What needs to be done:
Lines with "album": state how many there are in the records below, and nothing else.

[Records from a collection]
########################################

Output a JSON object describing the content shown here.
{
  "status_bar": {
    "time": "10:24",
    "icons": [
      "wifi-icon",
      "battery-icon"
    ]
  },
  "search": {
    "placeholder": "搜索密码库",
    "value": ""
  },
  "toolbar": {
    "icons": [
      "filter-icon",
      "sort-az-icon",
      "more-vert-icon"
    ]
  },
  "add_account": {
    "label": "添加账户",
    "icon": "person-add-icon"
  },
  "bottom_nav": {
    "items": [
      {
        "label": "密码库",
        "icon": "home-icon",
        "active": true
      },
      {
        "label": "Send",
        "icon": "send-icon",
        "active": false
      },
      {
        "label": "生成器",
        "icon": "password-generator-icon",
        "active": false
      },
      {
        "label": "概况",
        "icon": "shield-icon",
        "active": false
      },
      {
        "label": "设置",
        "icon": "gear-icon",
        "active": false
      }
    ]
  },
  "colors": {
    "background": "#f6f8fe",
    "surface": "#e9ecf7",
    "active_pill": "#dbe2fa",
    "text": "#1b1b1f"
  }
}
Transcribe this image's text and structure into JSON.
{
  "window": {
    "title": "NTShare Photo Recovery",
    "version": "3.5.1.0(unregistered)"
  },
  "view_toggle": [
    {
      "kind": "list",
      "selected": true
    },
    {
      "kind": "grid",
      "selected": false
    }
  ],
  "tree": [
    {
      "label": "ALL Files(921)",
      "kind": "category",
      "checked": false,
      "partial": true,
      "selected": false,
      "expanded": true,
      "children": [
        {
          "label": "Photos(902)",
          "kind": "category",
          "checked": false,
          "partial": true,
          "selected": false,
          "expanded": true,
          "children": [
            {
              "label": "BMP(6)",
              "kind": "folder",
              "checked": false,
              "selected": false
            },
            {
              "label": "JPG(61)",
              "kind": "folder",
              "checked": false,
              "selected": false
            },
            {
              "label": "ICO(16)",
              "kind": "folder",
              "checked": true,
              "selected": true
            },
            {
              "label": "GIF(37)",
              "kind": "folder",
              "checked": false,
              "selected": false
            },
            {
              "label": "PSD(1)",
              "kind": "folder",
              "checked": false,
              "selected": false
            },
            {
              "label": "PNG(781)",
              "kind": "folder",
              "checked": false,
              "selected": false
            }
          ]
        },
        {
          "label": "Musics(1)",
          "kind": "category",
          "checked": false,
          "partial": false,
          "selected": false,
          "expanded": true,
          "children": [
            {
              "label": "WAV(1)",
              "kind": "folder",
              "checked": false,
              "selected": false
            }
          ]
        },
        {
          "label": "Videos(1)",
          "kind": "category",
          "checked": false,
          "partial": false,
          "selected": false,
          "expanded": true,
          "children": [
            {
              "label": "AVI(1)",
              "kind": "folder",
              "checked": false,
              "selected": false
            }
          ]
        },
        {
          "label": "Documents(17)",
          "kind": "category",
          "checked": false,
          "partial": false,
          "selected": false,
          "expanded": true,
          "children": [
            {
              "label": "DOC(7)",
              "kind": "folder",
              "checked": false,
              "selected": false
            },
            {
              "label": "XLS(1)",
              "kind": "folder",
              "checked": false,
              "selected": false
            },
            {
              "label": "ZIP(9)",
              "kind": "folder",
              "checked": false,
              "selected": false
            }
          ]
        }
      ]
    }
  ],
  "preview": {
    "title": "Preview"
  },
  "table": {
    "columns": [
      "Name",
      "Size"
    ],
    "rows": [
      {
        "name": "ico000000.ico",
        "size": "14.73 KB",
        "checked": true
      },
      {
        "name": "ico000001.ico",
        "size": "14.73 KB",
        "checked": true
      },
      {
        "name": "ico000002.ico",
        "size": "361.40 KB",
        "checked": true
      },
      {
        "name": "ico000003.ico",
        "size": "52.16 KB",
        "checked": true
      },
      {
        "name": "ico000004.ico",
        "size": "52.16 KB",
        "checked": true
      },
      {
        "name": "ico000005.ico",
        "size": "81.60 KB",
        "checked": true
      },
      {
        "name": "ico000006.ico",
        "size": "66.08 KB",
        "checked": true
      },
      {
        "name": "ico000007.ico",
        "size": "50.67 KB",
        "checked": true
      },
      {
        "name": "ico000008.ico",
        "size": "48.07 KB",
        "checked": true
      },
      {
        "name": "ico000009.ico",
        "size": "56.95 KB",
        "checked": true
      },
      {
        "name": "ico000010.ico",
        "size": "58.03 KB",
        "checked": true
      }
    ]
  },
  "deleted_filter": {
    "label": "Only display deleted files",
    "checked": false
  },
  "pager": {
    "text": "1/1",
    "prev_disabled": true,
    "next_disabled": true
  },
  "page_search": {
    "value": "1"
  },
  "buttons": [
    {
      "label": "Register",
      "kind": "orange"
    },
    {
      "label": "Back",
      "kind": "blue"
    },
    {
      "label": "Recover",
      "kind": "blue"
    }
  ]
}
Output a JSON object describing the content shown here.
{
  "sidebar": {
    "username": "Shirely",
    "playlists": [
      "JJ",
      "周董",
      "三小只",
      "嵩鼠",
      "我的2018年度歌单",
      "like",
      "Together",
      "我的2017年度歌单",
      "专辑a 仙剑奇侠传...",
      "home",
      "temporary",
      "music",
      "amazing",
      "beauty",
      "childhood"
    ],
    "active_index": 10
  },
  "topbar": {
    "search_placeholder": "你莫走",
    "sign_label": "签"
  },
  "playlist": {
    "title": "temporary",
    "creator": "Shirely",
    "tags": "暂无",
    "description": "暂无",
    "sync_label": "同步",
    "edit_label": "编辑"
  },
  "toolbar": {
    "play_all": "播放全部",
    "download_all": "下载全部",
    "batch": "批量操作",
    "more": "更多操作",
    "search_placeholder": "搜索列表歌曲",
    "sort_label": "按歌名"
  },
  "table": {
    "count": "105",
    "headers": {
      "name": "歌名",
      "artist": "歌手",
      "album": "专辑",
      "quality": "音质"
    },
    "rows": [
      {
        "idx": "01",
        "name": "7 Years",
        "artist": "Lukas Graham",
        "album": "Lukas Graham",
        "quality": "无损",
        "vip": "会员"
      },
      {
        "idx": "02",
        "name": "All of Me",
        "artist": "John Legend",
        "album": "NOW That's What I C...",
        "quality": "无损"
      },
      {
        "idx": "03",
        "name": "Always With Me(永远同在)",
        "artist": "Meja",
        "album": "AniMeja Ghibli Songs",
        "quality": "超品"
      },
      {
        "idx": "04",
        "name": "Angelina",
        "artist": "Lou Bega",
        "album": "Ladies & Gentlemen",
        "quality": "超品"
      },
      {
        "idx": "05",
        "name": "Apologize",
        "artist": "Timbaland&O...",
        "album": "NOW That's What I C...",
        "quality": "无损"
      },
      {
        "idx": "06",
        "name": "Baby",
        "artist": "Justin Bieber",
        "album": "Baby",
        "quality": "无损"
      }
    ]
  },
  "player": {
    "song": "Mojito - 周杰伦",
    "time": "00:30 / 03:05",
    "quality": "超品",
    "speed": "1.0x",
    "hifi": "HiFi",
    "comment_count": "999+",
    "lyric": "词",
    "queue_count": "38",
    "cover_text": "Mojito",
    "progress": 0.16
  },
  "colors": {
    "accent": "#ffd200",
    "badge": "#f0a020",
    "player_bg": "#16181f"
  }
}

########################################

Completed exercise:
7